(Spoiler Alert moving forward for those who haven’t seen the film) This movie surprised the hell out of me. If I had to sum it up in one word I would go with: intense. Intense action, violence and emotion for close to three hours. First off kudos to the casting job for this film. You couldn’t have asked for a better cast for a disaster film than this. John Cusack and Chiwetal Ejiofor anchored this movie from the get go, both doing excellent jobs throughout convincing you of the severity and hopelessness of the situation throughout. They also tackled one of my new criteria for a successful disaster movie nicely: Meaning. What little interaction they had in the movie turned out to be the anchor for the whole plot when Ejiofor’s character Adrian Helmsley discussed a book Cusack’s character, Jackson Curtis, wrote in the film. The book touched upon what he believed human kind would/should do in its most dire situation. a short scene that turned out to be the most important, relevant scene in the movie, referenced ever so subtly throughout.
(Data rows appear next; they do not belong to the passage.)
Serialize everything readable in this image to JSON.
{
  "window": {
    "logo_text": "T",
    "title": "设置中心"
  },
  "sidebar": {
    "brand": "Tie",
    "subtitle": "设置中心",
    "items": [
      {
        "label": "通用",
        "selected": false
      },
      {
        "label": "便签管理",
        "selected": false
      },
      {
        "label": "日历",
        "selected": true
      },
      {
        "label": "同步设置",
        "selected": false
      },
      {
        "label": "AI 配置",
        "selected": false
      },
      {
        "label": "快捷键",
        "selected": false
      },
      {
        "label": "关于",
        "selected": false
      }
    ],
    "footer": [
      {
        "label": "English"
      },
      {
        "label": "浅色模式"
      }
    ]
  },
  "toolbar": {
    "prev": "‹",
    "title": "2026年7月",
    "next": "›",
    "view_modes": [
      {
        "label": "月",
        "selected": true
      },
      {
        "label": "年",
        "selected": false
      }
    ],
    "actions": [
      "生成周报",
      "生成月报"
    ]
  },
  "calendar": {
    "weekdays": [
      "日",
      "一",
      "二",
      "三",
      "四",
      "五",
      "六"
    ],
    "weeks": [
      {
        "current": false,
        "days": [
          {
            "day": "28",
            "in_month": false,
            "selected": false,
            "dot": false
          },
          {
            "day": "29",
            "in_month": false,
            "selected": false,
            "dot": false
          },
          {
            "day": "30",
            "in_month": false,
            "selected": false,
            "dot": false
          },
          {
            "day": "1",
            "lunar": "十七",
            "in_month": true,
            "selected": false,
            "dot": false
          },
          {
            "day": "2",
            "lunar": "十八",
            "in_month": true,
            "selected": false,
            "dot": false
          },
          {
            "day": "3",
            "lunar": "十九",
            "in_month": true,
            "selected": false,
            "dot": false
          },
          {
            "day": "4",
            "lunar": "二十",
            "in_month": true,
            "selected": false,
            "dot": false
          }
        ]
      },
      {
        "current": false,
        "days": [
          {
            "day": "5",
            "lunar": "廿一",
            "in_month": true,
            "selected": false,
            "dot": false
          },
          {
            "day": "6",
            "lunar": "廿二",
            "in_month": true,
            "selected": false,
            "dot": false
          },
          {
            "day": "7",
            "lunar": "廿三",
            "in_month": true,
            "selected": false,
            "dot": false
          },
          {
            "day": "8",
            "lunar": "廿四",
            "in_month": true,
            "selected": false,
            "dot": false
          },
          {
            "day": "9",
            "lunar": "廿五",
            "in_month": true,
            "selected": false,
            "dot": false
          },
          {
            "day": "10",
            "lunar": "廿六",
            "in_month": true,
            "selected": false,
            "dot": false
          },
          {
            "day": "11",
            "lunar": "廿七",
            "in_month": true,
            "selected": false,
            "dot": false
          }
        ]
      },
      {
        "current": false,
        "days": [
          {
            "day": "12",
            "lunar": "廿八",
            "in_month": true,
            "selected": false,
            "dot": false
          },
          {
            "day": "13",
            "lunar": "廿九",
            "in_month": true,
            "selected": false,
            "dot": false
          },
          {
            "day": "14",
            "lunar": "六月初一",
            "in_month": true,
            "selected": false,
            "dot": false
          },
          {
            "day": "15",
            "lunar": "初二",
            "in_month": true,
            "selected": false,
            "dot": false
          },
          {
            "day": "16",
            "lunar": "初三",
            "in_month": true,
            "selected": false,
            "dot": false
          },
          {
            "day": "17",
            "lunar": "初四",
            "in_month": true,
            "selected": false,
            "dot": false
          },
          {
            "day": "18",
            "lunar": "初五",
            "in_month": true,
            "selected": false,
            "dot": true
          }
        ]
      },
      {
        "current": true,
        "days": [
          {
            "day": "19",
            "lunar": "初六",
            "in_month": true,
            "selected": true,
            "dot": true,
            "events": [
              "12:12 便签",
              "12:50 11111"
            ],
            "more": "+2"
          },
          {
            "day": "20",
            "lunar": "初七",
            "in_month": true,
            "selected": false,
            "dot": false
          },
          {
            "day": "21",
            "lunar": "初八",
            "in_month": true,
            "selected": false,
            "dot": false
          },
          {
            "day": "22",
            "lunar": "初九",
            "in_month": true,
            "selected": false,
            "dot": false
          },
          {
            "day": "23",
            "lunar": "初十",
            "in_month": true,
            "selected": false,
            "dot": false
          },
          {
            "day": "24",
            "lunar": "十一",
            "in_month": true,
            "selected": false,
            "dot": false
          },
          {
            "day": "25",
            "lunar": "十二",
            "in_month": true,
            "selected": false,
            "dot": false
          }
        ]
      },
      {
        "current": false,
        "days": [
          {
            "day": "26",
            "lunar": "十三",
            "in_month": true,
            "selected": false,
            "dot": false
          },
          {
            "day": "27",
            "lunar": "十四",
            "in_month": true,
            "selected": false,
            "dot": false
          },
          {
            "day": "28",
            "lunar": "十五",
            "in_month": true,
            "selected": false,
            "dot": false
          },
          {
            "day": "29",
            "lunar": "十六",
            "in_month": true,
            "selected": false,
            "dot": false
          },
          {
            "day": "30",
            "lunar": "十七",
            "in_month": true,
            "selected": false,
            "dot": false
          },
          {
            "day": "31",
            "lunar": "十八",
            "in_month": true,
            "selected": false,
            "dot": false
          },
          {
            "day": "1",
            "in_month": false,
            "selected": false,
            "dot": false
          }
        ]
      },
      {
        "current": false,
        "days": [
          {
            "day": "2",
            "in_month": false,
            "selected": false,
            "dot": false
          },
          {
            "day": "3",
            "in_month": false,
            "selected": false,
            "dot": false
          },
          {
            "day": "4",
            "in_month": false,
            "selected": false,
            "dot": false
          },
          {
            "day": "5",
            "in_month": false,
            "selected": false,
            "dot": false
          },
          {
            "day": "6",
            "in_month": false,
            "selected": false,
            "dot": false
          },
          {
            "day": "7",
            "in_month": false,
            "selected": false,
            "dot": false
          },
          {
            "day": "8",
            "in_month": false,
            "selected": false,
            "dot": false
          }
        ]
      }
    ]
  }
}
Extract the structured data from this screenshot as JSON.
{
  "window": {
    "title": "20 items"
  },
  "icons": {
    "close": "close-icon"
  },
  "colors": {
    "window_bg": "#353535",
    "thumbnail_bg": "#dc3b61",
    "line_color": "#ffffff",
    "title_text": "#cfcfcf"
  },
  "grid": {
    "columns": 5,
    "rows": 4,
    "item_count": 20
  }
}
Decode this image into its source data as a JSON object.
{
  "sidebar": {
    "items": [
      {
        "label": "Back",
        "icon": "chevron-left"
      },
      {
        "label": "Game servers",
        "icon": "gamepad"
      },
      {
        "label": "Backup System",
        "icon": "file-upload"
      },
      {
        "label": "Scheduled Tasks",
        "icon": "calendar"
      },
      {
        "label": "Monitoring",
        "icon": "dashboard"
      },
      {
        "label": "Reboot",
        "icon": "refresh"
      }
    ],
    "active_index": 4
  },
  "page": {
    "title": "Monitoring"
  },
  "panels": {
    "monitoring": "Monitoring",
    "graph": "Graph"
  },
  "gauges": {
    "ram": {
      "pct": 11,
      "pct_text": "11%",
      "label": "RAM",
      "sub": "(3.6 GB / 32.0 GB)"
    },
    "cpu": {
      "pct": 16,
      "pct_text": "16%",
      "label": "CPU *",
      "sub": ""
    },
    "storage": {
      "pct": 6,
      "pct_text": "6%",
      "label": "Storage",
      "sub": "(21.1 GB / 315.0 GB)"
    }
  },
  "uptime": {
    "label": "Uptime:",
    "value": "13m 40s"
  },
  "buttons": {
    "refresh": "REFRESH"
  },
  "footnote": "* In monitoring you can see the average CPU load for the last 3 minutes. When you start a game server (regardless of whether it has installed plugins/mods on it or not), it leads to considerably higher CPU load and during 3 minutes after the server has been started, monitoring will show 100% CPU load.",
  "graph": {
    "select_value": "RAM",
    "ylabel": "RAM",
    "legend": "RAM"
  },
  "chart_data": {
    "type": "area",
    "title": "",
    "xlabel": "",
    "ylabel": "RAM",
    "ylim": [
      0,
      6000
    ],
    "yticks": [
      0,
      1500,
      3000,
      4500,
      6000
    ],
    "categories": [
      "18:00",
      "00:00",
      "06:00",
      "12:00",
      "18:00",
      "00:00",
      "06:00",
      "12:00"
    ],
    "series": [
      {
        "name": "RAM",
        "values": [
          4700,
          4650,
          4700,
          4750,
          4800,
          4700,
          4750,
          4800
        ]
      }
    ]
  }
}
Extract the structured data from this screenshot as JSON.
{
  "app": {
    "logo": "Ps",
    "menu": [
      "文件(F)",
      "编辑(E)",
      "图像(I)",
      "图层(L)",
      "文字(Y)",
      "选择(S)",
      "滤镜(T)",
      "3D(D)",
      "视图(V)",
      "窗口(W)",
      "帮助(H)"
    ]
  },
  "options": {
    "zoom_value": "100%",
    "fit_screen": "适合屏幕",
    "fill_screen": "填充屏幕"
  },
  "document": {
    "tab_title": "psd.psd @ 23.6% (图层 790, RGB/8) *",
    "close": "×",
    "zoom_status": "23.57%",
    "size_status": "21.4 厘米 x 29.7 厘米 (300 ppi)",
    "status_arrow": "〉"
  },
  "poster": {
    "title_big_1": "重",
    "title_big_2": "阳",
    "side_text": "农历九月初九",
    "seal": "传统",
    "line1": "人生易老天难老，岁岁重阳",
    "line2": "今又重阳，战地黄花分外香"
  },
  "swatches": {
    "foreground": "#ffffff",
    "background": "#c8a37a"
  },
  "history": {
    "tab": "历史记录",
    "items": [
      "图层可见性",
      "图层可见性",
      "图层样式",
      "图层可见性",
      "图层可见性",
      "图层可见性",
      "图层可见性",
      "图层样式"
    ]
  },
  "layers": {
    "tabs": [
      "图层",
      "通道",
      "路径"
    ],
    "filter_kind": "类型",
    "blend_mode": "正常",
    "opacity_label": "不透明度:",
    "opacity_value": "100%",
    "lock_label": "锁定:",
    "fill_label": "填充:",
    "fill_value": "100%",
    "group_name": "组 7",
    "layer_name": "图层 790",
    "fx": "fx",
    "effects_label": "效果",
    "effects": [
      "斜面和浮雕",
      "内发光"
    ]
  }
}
What ensues throughout the movie will both disgust you and surprise you as you see human nature at its highest of highs and of course its lowest of lows. You would be surprised on how this movie touches on the inherent problem of money and social status and truly makes you wonder at the end of the day how much we would actually mirror this movie if the “End of the World” presented itself. But there is a “happy ending” of sorts for this movie. As much of a happy ending as one could have with a movie like this which brings me to my next criteria: The Americans don’t save the day! …Well not fully at least. But that’s what my problem was with past movies. It was all about the Americans when it came to a world disaster and how the American’s reacted. Was 2012 any different? Well yes. Not to the degree to what I would have liked, but enough to make the movie work for me.
It was an Indian played by actor Jimi Mistry that actually discovered the impending catastrophe and the Chinese that actually developed the “Arc” that was to save the remaining members of human civilization. If anything, with the exception of the president, played by Danny Glover, and a select few others the Americans actually proved to be a detriment in the movie. By the end, you got the sense that it truly took a world effort to preserve what little was left of humanity and not just a one-sided ordeal. This helped give a genuine feel to the movie.
This is a film that put disaster movies back on the map for me, similar to the way the X-Men and Blade reintroduced the world to comic book movies. Future movies of this nature should be using 2012 as a formula for a successful, beautiful disaster movie moving forward.
-Vic De Zen